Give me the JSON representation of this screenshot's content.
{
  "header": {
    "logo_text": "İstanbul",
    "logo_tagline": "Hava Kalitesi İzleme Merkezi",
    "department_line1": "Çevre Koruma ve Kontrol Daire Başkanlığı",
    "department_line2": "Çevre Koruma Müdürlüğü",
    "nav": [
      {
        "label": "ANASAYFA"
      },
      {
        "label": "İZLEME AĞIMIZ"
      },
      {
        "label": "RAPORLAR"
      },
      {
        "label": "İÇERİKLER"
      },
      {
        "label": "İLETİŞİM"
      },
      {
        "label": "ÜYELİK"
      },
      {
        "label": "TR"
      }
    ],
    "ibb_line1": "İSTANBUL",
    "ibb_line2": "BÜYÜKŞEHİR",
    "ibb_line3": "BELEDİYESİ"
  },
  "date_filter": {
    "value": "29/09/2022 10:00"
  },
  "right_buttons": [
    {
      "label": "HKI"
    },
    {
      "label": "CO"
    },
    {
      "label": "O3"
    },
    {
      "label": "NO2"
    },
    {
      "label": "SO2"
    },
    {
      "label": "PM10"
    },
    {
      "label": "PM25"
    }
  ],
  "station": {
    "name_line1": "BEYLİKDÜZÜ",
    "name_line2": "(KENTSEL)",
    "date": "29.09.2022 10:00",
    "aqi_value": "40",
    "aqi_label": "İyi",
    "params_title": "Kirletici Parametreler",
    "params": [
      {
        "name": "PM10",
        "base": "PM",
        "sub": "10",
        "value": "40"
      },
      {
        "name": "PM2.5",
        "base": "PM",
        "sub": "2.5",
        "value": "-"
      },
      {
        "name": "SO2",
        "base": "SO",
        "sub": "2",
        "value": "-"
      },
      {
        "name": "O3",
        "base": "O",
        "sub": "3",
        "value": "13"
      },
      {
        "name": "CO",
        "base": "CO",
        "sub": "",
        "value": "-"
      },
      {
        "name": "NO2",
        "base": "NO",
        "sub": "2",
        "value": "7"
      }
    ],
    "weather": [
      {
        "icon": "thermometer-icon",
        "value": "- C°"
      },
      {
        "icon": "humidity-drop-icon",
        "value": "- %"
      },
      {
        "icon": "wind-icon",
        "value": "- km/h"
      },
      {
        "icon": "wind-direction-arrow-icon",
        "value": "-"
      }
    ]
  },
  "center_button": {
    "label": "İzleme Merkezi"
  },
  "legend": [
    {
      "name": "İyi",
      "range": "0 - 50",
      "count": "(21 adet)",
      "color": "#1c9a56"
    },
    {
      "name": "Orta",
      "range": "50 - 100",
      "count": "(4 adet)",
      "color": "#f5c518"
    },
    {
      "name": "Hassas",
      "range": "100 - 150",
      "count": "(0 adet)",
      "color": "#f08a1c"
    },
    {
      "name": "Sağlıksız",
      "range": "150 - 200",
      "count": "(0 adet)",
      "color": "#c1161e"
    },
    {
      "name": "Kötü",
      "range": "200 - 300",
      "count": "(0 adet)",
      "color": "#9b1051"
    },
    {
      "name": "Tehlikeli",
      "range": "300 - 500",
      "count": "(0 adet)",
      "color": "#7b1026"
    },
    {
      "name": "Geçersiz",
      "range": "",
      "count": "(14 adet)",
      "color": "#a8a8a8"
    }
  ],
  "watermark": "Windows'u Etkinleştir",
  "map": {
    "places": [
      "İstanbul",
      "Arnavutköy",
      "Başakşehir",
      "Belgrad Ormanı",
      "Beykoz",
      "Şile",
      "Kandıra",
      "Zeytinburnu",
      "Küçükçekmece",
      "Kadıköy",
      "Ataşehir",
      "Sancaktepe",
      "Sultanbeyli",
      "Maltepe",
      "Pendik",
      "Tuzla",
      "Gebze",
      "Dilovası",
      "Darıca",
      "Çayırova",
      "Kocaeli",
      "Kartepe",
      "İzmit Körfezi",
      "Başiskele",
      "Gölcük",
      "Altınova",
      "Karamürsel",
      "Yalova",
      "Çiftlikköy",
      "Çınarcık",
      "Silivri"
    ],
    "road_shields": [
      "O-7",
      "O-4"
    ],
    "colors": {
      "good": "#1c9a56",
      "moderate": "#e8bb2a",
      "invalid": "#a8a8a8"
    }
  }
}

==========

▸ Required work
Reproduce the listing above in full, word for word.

▸ Result of the exercise
Give me the JSON representation of this screenshot's content.
{
  "header": {
    "logo_text": "İstanbul",
    "logo_tagline": "Hava Kalitesi İzleme Merkezi",
    "department_line1": "Çevre Koruma ve Kontrol Daire Başkanlığı",
    "department_line2": "Çevre Koruma Müdürlüğü",
    "nav": [
      {
        "label": "ANASAYFA"
      },
      {
        "label": "İZLEME AĞIMIZ"
      },
      {
        "label": "RAPORLAR"
      },
      {
        "label": "İÇERİKLER"
      },
      {
        "label": "İLETİŞİM"
      },
      {
        "label": "ÜYELİK"
      },
      {
        "label": "TR"
      }
    ],
    "ibb_line1": "İSTANBUL",
    "ibb_line2": "BÜYÜKŞEHİR",
    "ibb_line3": "BELEDİYESİ"
  },
  "date_filter": {
    "value": "29/09/2022 10:00"
  },
  "right_buttons": [
    {
      "label": "HKI"
    },
    {
      "label": "CO"
    },
    {
      "label": "O3"
    },
    {
      "label": "NO2"
    },
    {
      "label": "SO2"
    },
    {
      "label": "PM10"
    },
    {
      "label": "PM25"
    }
  ],
  "station": {
    "name_line1": "BEYLİKDÜZÜ",
    "name_line2": "(KENTSEL)",
    "date": "29.09.2022 10:00",
    "aqi_value": "40",
    "aqi_label": "İyi",
    "params_title": "Kirletici Parametreler",
    "params": [
      {
        "name": "PM10",
        "base": "PM",
        "sub": "10",
        "value": "40"
      },
      {
        "name": "PM2.5",
        "base": "PM",
        "sub": "2.5",
        "value": "-"
      },
      {
        "name": "SO2",
        "base": "SO",
        "sub": "2",
        "value": "-"
      },
      {
        "name": "O3",
        "base": "O",
        "sub": "3",
        "value": "13"
      },
      {
        "name": "CO",
        "base": "CO",
        "sub": "",
        "value": "-"
      },
      {
        "name": "NO2",
        "base": "NO",
        "sub": "2",
        "value": "7"
      }
    ],
    "weather": [
      {
        "icon": "thermometer-icon",
        "value": "- C°"
      },
      {
        "icon": "humidity-drop-icon",
        "value": "- %"
      },
      {
        "icon": "wind-icon",
        "value": "- km/h"
      },
      {
        "icon": "wind-direction-arrow-icon",
        "value": "-"
      }
    ]
  },
  "center_button": {
    "label": "İzleme Merkezi"
  },
  "legend": [
    {
      "name": "İyi",
      "range": "0 - 50",
      "count": "(21 adet)",
      "color": "#1c9a56"
    },
    {
      "name": "Orta",
      "range": "50 - 100",
      "count": "(4 adet)",
      "color": "#f5c518"
    },
    {
      "name": "Hassas",
      "range": "100 - 150",
      "count": "(0 adet)",
      "color": "#f08a1c"
    },
    {
      "name": "Sağlıksız",
      "range": "150 - 200",
      "count": "(0 adet)",
      "color": "#c1161e"
    },
    {
      "name": "Kötü",
      "range": "200 - 300",
      "count": "(0 adet)",
      "color": "#9b1051"
    },
    {
      "name": "Tehlikeli",
      "range": "300 - 500",
      "count": "(0 adet)",
      "color": "#7b1026"
    },
    {
      "name": "Geçersiz",
      "range": "",
      "count": "(14 adet)",
      "color": "#a8a8a8"
    }
  ],
  "watermark": "Windows'u Etkinleştir",
  "map": {
    "places": [
      "İstanbul",
      "Arnavutköy",
      "Başakşehir",
      "Belgrad Ormanı",
      "Beykoz",
      "Şile",
      "Kandıra",
      "Zeytinburnu",
      "Küçükçekmece",
      "Kadıköy",
      "Ataşehir",
      "Sancaktepe",
      "Sultanbeyli",
      "Maltepe",
      "Pendik",
      "Tuzla",
      "Gebze",
      "Dilovası",
      "Darıca",
      "Çayırova",
      "Kocaeli",
      "Kartepe",
      "İzmit Körfezi",
      "Başiskele",
      "Gölcük",
      "Altınova",
      "Karamürsel",
      "Yalova",
      "Çiftlikköy",
      "Çınarcık",
      "Silivri"
    ],
    "road_shields": [
      "O-7",
      "O-4"
    ],
    "colors": {
      "good": "#1c9a56",
      "moderate": "#e8bb2a",
      "invalid": "#a8a8a8"
    }
  }
}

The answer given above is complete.